According to TJ Michels, spokeswoman for Change to Win, an organization backed by community groups and labor unions such as the Teamsters, drivers engaged in harbor trucking have been shortchanged for more than 30 years.
Misclassification results in a loss of revenue for the federal government, state governments and taxpayers, so government action is warranted, Michels said. “It’s government’s job to enforce the law,” she said.
The regulators’ demands for records are especially burdensome for harbor drayage companies, most of which are small businesses, Cherin said. The audits impose an “undue administrative and financial burden” on these smaller companies, many of which don’t have the staff to gather all of the records requested, he said.
The state and federal regulators don’t have hard evidence of misclassification on the part of the companies being audited, but rather are using a “shotgun approach,” Cherin charged. Some companies receive advance notice that they will be audited, but in many cases, the approach is a knock on the door and a request for information, he said.
After six months of investigations by government agencies, Cherin said he knows of no company that has been formally charged with misclassification. The federal agencies involved in the audits are usually the Department of Justice, Department of Labor and Internal Revenue Service; at the state level, it’s the California Labor Commission.
The American Trucking Associations has begun to receive calls from truckers in other parts of the country about alleged misclassifications, although “California has been most blatant,” Whalen said.
Harbor drayage companies suspect the Teamsters union is at least partly responsible for encouraging the stepped-up audits. Whalen suggested the union’s efforts are part of a larger plan that includes recent legislative attempts in New York, New Jersey and Washington to classify harbor truck drivers as employees.
Labor unions, by law, can’t organize independent contractors, but they are able to organize direct employees.
Lawsuits aimed at specific companies believed to be misclassifying employees are also part of the strategy. The U.S. District Court in Newark in late June dismissed a lawsuit in New Jersey charging that drayage operator Ironbound misclassified its drivers as independent contractors (see sidebar.).
Cherin said the “smoking gun” in California was an April 3 letter from Teamsters General President James P. Hoffa to Gov. Jerry Brown commending the work the California Labor Commission was doing in the area of misclassification. “We believe the port trucking industry is one of the biggest culprits,” Hoffa said. “I’m glad to know that California, in collaboration with the U.S. Department of Labor, is seeking to end this practice.”
Brown began to look into the misclassification issue when he was California’s attorney general.
With the battle line drawn between drivers and the Teamsters on one side, and the trucking industry on the other, each side has plotted a strategy. The Teamsters has sponsored or at least supported legislation at the state and federal levels to have harbor drayage drivers classified as employees.
The union also has supported lawsuits by drivers against specific companies, although misclassification suits are so fact-intensive that a decision for or against labor is usually considered non-precedent-setting in other locations.

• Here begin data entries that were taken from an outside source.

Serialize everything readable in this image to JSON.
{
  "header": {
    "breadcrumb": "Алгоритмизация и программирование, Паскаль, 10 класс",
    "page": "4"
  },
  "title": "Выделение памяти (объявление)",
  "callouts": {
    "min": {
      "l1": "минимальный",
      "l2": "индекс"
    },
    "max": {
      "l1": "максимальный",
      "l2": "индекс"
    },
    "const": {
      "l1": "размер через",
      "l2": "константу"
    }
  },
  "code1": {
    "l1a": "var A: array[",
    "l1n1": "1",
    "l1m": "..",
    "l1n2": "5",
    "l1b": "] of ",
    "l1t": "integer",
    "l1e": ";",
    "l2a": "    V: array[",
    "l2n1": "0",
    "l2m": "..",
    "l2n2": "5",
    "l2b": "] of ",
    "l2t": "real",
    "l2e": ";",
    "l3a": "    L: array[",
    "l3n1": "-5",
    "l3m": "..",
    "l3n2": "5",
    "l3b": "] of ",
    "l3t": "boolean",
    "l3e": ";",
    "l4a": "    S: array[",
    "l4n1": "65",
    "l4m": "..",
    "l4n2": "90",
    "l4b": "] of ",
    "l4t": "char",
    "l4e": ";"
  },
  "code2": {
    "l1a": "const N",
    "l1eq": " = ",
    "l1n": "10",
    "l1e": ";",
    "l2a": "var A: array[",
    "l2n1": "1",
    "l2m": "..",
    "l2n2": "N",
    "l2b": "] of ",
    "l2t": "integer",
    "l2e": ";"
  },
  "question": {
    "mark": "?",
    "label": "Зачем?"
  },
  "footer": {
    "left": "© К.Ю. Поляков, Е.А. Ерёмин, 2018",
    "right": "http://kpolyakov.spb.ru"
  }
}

The Teamsters believes it also is scoring points at the federal agency level. Secretary of Labor Hilda Solis in December discussed the administration’s efforts and coordination with the IRS to combat employee misclassification, Michels noted.
The ATA won a significant victory last year when its lawsuit against the Port of Los Angeles resulted in a ruling by the U.S. Court of Appeals for the 9th Circuit that the employee-mandate in the port’s clean-trucks program was illegal. The ATA and the Harbor Trucking Association in Southern California are educating their members what they should and should not include in their contracts with drivers in order to demonstrate a lack of control by the companies.